═══ ENTRIES SHOWN
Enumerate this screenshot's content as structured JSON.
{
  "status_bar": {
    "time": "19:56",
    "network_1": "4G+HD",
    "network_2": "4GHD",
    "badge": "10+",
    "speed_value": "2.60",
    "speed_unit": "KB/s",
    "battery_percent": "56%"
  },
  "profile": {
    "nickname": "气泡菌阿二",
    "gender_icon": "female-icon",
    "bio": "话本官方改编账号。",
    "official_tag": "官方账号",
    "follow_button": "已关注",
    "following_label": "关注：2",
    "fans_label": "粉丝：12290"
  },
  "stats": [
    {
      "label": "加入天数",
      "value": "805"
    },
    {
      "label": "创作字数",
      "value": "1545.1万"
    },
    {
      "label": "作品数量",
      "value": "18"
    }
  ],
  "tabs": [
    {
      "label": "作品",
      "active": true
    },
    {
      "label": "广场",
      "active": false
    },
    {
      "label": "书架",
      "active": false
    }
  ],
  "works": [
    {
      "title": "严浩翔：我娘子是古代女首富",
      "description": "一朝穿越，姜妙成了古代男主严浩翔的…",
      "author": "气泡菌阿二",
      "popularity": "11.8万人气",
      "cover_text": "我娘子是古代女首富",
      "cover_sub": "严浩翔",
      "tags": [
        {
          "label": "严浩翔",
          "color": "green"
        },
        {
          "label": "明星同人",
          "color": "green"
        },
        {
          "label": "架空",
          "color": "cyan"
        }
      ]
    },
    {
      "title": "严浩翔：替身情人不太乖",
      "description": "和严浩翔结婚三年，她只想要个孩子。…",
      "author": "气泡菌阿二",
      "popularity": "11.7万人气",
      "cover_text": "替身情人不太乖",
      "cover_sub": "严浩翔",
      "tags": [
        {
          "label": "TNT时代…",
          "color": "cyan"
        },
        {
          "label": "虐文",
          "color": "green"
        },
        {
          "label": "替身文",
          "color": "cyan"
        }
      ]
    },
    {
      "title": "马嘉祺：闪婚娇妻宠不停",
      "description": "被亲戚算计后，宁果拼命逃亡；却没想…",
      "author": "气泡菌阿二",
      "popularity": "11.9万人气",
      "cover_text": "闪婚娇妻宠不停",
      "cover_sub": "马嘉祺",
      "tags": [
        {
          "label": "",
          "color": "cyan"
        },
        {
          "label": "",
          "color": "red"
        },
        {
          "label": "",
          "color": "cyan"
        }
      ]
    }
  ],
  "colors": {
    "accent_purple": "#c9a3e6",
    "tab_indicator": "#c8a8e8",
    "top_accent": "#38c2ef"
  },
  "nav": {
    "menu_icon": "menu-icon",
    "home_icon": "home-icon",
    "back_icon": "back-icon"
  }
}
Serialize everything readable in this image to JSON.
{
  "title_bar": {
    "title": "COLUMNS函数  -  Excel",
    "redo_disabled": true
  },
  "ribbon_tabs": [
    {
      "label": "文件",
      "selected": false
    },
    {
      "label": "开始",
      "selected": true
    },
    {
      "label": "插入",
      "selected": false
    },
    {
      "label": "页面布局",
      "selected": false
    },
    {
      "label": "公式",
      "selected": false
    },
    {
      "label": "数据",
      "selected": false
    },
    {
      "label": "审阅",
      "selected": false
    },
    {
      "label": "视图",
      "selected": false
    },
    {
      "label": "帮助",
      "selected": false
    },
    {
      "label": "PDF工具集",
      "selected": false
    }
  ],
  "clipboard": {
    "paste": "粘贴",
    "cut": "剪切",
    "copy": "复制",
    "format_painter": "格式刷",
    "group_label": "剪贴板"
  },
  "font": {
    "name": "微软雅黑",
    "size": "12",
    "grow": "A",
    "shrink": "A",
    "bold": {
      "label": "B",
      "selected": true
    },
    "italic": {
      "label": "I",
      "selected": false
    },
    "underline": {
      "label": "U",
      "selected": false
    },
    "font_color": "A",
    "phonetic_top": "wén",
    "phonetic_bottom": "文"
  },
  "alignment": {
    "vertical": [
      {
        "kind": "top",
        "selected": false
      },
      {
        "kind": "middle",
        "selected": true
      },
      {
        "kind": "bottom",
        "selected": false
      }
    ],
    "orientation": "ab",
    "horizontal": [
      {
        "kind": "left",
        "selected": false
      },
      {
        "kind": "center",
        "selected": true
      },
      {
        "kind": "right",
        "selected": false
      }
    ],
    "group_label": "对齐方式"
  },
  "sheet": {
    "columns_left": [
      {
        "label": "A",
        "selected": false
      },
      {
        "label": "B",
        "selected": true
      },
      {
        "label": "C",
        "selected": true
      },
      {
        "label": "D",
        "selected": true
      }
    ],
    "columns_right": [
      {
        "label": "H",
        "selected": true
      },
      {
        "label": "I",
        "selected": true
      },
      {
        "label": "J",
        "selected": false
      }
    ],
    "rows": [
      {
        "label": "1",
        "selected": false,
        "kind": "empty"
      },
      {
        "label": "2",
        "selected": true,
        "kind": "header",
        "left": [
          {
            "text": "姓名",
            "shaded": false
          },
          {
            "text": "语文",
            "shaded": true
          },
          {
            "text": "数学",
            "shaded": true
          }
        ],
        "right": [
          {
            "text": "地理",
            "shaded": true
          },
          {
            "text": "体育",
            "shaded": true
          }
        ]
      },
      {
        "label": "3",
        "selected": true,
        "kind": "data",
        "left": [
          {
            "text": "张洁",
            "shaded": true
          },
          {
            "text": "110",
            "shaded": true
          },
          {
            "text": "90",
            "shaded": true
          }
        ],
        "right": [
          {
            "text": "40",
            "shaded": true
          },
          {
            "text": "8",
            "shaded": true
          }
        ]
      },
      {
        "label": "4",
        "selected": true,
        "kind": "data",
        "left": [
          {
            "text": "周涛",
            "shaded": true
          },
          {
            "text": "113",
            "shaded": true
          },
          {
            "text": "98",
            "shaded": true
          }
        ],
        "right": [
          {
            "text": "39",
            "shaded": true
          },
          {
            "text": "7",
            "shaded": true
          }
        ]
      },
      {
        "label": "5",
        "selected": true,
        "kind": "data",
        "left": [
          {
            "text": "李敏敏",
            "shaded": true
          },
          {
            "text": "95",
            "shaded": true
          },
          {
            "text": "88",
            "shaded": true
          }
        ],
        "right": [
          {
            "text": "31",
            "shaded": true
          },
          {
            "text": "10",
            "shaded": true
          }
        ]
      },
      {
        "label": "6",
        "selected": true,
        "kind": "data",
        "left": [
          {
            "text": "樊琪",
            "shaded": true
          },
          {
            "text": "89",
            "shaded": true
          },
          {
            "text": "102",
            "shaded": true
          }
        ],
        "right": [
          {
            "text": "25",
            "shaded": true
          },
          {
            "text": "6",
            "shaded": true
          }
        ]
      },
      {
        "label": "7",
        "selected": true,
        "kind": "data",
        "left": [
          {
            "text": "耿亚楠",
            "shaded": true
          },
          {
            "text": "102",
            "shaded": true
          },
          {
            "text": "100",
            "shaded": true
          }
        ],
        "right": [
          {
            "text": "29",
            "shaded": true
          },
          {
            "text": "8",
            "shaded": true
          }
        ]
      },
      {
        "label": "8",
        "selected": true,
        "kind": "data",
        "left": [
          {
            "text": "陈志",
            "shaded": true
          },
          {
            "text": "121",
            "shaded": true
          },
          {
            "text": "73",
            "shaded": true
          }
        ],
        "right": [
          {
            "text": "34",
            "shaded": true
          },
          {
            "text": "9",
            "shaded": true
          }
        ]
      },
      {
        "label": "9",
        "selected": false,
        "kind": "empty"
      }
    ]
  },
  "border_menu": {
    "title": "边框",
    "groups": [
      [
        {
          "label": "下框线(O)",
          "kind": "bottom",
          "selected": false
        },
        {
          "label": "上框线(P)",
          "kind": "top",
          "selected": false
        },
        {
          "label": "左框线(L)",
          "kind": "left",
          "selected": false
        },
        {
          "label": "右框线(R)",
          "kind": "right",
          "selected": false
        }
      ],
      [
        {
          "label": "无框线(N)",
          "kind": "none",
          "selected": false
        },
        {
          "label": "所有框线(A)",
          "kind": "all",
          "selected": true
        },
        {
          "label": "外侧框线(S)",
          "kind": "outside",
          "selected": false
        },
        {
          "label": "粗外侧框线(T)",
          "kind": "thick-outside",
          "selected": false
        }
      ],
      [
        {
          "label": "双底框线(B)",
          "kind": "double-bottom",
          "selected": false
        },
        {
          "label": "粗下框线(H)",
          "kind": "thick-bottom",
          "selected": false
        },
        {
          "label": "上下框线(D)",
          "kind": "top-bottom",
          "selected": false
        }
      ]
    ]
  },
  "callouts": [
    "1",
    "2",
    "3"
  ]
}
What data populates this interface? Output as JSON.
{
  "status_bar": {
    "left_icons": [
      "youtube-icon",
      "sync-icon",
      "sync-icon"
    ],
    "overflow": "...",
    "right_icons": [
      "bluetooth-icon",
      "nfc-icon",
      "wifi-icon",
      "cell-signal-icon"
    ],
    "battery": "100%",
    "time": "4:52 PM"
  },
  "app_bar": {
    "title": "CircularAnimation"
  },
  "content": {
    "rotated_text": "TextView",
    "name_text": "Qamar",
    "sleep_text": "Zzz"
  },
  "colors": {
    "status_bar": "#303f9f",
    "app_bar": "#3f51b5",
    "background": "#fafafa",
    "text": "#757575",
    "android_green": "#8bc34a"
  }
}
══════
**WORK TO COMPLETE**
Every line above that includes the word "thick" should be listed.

**YOUR RESPONSE**
          "kind": "thick-outside",
          "kind": "thick-bottom",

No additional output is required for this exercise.